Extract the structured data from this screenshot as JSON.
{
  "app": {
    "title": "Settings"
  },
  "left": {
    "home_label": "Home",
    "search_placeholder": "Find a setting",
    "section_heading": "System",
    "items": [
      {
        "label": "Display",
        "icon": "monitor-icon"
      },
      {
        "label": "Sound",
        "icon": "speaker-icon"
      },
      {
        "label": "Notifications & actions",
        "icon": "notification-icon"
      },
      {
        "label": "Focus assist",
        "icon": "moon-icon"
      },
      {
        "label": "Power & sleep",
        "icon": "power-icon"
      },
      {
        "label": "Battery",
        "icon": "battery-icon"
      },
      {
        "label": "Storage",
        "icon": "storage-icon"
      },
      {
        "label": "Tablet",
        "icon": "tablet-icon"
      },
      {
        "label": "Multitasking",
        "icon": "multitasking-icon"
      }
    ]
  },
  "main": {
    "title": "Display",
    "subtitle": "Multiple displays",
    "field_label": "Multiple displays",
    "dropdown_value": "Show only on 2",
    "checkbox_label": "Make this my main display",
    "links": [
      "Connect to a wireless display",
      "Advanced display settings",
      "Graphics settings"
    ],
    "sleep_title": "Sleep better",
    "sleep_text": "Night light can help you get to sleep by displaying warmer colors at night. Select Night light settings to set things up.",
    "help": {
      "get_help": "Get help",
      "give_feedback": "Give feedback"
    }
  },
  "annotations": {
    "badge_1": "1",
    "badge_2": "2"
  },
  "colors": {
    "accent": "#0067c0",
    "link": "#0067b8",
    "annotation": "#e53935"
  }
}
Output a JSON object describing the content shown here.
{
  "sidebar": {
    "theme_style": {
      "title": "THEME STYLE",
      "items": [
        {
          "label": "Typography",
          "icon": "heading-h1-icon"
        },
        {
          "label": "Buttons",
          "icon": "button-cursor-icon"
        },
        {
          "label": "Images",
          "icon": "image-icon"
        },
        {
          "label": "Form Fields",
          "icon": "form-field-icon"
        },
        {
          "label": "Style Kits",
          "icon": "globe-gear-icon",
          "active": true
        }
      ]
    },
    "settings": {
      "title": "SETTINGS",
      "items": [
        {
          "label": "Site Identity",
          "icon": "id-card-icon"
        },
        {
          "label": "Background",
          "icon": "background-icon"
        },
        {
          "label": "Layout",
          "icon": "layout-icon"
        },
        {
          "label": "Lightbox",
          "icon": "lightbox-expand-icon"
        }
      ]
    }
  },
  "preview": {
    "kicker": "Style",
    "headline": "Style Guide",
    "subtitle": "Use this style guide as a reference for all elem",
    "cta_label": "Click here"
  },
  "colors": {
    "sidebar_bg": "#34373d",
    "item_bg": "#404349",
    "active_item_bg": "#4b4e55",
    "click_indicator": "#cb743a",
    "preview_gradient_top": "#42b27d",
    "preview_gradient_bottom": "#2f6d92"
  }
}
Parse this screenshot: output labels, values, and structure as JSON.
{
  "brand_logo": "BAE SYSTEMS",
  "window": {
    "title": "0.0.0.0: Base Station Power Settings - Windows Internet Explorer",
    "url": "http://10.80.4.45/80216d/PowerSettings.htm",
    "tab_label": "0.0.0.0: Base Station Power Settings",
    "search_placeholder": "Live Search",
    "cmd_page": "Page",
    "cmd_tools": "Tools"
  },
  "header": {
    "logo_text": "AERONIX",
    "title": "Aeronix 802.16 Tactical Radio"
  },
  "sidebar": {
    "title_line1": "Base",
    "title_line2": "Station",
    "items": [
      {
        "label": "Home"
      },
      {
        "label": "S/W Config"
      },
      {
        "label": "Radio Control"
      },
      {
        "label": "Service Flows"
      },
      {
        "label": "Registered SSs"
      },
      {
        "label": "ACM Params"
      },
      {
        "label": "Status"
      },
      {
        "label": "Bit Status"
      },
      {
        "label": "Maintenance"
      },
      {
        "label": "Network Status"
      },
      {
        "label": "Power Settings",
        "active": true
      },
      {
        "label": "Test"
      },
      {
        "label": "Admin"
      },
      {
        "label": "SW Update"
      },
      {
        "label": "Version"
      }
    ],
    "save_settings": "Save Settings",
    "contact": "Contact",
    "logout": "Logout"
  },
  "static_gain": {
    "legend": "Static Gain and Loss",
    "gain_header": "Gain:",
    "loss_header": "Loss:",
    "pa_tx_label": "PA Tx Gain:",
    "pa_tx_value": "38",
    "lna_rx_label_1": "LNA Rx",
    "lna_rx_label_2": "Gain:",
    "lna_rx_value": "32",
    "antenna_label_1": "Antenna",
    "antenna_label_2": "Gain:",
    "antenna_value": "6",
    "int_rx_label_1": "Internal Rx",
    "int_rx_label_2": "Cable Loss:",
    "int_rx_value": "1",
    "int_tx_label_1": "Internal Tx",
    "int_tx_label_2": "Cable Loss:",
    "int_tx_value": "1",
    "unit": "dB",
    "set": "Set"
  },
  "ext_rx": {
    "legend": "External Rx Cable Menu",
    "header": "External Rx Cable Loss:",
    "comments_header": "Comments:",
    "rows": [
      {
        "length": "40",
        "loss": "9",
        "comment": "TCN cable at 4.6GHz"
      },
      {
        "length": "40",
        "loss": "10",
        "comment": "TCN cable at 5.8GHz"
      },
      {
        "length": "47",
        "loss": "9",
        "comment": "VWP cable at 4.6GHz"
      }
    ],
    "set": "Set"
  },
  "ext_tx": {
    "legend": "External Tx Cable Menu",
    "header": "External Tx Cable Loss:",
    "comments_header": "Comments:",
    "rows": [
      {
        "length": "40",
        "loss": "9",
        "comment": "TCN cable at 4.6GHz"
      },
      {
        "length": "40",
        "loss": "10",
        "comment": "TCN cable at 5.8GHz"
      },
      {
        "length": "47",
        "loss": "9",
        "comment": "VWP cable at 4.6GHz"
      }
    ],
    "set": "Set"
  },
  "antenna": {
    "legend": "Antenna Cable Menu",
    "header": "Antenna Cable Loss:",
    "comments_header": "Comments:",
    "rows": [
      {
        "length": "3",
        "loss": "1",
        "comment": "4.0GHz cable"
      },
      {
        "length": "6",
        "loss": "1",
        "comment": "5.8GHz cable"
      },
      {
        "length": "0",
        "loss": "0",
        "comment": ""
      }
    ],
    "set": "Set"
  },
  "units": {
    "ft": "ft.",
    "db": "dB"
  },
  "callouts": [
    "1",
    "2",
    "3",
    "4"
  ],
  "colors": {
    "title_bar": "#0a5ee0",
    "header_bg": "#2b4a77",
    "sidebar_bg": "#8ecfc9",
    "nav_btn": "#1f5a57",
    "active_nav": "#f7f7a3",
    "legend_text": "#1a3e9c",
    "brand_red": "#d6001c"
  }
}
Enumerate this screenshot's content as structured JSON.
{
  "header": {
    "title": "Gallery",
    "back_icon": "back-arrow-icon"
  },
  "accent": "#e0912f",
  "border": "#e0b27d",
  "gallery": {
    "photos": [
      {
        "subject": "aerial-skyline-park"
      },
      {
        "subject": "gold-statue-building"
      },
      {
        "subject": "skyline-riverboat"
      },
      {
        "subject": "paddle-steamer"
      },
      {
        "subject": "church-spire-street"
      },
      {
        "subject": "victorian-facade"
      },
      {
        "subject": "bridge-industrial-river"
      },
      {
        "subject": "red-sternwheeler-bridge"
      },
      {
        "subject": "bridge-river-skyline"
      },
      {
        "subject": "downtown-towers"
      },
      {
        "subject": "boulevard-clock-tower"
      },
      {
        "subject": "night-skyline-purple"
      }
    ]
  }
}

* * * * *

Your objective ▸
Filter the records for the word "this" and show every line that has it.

Completed task ▸
Extract the structured data from this screenshot as JSON.
    "checkbox_label": "Make this my main display",
    "subtitle": "Use this style guide as a reference for all elem",
Parse this screenshot: output labels, values, and structure as JSON.
Enumerate this screenshot's content as structured JSON.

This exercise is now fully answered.